(Element data from apps and pages)
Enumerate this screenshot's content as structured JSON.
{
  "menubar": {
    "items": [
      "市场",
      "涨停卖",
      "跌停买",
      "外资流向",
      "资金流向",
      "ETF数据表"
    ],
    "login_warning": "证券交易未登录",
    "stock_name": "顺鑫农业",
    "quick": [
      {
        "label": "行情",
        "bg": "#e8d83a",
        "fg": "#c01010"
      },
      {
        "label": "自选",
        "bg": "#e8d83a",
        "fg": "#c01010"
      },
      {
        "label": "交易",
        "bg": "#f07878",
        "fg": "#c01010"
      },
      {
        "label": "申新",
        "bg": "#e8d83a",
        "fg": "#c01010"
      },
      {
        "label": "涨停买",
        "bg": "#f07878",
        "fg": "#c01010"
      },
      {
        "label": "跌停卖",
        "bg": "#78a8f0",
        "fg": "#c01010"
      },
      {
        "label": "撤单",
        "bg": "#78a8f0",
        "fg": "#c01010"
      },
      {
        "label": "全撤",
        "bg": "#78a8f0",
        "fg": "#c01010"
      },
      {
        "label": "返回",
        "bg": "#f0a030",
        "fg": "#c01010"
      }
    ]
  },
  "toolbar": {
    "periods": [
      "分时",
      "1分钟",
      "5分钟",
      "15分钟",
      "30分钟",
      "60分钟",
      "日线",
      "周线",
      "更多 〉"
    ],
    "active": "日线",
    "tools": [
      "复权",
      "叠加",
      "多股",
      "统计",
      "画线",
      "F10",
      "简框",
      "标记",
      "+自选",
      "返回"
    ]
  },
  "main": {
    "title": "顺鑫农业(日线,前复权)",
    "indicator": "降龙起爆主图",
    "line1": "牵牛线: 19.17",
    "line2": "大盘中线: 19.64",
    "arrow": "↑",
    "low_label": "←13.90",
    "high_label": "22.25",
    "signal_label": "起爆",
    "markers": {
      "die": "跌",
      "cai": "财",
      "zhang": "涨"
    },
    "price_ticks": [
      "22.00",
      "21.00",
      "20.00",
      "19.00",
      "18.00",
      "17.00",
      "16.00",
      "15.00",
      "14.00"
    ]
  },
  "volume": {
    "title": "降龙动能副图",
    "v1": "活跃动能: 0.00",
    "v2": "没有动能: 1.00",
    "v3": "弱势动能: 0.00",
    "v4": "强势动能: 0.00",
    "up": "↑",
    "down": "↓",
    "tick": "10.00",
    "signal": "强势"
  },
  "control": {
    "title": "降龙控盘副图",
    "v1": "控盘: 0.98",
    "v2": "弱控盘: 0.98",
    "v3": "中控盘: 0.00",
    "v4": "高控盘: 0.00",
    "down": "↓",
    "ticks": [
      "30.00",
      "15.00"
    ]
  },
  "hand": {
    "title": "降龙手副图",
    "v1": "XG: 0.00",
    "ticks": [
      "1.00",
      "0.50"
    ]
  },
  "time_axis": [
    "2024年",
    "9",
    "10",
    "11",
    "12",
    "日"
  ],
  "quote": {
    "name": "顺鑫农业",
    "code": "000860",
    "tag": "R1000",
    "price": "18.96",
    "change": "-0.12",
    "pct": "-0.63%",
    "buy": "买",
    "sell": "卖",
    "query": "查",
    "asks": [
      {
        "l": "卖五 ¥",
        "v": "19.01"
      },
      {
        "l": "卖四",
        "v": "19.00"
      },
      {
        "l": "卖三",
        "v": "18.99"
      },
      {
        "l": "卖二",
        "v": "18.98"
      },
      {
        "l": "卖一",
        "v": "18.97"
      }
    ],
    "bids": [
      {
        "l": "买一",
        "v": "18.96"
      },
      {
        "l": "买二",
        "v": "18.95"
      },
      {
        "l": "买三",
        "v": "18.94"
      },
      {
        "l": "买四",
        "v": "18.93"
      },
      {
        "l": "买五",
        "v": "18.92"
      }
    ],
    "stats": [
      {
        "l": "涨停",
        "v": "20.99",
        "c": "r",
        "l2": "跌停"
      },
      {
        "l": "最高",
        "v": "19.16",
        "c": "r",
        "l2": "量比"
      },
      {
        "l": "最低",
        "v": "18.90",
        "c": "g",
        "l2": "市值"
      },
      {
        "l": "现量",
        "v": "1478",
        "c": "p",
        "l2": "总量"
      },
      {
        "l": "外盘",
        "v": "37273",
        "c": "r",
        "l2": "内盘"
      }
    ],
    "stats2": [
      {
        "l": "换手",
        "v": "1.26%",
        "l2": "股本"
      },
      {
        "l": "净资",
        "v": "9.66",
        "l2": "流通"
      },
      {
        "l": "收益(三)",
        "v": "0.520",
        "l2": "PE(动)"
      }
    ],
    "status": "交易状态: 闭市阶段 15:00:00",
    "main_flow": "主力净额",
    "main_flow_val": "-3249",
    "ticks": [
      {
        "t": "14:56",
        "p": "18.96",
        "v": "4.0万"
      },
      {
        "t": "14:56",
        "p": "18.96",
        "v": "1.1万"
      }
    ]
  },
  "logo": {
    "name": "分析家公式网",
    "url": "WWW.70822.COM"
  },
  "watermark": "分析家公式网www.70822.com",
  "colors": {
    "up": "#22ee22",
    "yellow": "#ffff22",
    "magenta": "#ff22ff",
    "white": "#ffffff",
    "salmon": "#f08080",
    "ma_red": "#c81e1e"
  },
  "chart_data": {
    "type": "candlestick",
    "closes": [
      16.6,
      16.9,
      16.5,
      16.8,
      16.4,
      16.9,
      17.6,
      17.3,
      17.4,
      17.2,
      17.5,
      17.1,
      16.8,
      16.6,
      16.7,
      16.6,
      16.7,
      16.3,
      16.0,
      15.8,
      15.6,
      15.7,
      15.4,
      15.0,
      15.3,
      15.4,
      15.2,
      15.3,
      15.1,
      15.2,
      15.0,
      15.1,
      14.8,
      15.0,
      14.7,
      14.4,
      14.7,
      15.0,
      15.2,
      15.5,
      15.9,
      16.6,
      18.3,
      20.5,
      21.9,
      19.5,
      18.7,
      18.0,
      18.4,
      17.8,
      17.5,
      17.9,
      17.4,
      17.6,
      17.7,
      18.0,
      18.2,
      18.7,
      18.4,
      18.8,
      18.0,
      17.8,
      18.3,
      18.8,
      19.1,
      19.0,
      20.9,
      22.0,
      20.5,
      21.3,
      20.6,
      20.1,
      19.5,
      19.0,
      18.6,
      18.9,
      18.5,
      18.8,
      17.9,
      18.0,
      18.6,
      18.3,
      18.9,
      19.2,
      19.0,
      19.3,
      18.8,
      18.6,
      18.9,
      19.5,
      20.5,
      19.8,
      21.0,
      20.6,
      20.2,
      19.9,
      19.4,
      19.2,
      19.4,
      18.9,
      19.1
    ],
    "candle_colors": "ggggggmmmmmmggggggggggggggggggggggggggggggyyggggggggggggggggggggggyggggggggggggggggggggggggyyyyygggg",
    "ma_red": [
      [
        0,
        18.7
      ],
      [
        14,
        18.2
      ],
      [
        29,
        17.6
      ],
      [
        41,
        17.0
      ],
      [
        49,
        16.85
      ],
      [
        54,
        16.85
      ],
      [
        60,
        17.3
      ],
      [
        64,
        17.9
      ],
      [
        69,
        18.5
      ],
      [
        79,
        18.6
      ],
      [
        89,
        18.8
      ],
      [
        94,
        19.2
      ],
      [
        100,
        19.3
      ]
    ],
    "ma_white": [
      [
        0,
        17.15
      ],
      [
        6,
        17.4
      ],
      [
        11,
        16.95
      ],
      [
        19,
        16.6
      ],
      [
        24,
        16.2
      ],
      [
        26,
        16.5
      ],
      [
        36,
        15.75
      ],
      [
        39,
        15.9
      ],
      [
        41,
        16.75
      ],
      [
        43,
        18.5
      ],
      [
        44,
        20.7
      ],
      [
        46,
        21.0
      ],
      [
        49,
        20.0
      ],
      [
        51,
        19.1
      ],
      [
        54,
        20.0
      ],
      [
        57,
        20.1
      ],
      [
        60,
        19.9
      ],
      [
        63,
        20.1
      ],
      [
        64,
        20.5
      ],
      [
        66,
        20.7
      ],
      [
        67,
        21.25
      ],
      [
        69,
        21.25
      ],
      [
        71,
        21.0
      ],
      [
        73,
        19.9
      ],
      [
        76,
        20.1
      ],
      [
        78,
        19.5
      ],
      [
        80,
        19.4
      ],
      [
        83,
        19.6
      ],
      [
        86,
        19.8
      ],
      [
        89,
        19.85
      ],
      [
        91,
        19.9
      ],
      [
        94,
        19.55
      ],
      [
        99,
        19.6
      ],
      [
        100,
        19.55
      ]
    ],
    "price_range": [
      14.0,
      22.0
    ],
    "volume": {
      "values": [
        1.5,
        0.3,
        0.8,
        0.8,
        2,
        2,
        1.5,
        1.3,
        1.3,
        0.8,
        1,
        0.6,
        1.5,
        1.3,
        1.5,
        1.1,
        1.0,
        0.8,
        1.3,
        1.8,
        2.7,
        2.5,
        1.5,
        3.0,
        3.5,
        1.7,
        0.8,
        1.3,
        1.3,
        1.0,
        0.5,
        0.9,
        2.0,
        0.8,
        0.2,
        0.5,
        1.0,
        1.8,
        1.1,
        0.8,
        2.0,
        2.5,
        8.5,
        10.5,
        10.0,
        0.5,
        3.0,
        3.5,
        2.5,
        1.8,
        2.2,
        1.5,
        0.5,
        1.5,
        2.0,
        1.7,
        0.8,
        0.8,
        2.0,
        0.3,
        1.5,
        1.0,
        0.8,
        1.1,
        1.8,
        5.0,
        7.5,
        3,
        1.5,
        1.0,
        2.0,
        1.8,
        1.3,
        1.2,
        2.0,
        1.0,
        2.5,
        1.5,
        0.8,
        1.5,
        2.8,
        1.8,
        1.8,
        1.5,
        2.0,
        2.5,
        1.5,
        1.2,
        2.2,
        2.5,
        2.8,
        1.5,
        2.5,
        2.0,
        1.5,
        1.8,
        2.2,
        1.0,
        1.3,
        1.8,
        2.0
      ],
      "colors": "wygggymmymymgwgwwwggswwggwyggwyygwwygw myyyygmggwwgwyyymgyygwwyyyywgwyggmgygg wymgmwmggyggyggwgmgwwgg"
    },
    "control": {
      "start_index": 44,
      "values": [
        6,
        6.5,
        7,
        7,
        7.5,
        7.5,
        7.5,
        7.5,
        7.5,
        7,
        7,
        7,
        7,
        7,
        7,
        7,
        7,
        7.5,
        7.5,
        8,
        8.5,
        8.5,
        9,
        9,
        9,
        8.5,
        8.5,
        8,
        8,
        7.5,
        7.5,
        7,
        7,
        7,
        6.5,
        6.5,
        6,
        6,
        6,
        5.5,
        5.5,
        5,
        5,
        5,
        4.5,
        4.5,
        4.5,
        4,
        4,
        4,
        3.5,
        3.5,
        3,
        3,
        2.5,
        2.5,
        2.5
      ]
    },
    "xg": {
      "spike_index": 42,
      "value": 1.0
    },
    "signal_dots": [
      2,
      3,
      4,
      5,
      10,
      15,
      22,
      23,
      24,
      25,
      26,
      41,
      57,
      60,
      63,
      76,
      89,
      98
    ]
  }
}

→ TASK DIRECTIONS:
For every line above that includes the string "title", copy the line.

→ TASK SOLUTION:
    "title": "顺鑫农业(日线,前复权)",
    "title": "降龙动能副图",
    "title": "降龙控盘副图",
    "title": "降龙手副图",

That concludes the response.